Williams finally had the type of game we’d been clamoring for him to have since Keenan Allen went down in Week 1. While he had the stats in Week 2 against Kansas City, he primarily won the ways he usually does: deep, contested catches down the sideline. Today, we saw the $60 million man win at every level of the field. Williams was consistently open on slants because rookie corner Derek Stingley Jr. was playing off coverage to hedge against the deep route. He won on crossers in intermediate areas because LA got the running game moving and forced Houston’s linebackers to account for the possibility of a ground attack. It resulted in a seven reception, 120-yard performance on 11 targets. This is what LA needs if Keenan Allen can’t go.
Dud: JC Jackson
Maybe Jackson still isn’t quite right. It’s only his second game as a Charger because of his ankle surgery, and in that first game against the Chiefs, it was obvious that he wasn’t 100%. But this week, Jackson was off the injury report by Friday, indicating that he’s supposed to be full go. Yet he was consistently Davis Mills’ favorite corner to target today, giving up a big catch to Nico Collins and committing a pass interference penalty. His tackling effort on tight end Jordan Akins was also poor, forcing his teammates to recover to bring Akins down by his ankles inside the Chargers’ five-yard line. Again, it’s early, and Jackson still gets his legs back under him. But the contract LA gave him to be their version of Jalen Ramsey is beginning to look like a painful mistake.
Stud: Austin Ekeler
We talked this week about how something had to give between Houston’s league-worst run defense and LA’s league-worst run offense. Although Ekeler still only had 60 yards on the ground, it was a massive improvement over the 27 yards a game he had been averaging through the first three weeks. The Chargers also made it a point to get Ekeler more involved in the short passing game, giving him seven targets for six receptions, 49 yards, and the game-sealing touchdown. Ekeler’s hat-trick will be a big confidence-building performance for him and this new-look offensive line without Rashawn Slater. And yes, it’s against Houston. But maybe this is LA’s spark to get the rushing attack back on track.
Dud: Finishing ability
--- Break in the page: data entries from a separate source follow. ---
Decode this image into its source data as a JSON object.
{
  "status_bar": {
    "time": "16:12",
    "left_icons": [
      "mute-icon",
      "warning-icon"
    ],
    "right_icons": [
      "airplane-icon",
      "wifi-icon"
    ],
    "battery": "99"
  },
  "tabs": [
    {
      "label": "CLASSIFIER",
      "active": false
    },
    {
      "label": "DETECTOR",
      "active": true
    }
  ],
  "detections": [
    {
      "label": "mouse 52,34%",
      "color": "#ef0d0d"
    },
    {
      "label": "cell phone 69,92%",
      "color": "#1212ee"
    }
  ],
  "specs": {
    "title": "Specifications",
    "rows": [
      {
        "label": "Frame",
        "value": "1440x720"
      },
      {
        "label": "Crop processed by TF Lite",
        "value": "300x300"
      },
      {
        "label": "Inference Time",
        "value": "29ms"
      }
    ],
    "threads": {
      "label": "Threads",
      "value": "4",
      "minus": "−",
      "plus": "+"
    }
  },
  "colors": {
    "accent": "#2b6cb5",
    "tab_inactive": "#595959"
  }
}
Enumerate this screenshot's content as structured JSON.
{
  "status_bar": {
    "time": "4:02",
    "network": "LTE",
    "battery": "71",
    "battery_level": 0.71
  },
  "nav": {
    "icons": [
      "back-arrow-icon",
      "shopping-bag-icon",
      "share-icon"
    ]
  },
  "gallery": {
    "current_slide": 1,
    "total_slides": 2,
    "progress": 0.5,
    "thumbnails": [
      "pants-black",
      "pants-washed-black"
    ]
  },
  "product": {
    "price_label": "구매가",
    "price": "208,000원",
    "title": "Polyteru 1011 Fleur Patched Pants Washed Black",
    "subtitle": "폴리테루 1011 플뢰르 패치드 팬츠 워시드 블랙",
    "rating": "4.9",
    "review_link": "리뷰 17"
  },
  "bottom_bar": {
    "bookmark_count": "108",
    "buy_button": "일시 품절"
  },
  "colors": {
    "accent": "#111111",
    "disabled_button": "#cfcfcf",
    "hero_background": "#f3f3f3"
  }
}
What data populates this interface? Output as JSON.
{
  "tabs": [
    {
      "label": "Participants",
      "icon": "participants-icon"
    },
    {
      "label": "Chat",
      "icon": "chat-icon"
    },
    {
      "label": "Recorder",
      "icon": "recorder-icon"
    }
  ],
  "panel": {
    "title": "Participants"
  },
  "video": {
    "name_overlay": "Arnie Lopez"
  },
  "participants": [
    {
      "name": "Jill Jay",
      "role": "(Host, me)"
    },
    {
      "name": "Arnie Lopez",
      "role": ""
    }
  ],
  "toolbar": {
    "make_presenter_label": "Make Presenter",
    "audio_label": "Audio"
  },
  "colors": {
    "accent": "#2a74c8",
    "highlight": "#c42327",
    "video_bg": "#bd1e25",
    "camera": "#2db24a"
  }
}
This Chargers team is built to play a 30-minute game. It’s that simple. There is zero reason they should have let an inferior Texans team get back into the game after going into halftime up 27-7. You cannot score 27 points in the first half and then punt on your first three second-half drives while the Texans score two touchdowns. You cannot fumble a kickoff return and lose further momentum by allowing Houston to kick a field goal to bring it to 27-24. The Chargers went away from everything that worked in the first half until late into the fourth quarter when they had to. Perhaps the most egregious example was Joshua Kelley’s usage. Kelley looked like LA’s best rusher in the first half, consistently getting 6, 7, and 8 yards per carry. Yet in the second half, it was all Sony Michel, who continues to be ineffective. I understand you want to get Michel going in a game that should be all but won when you’re up 20. But at some point, you must ride the hot hand, which goes for the entire team. Learn to play a 60-minute game, otherwise, better teams than this can and will beat you.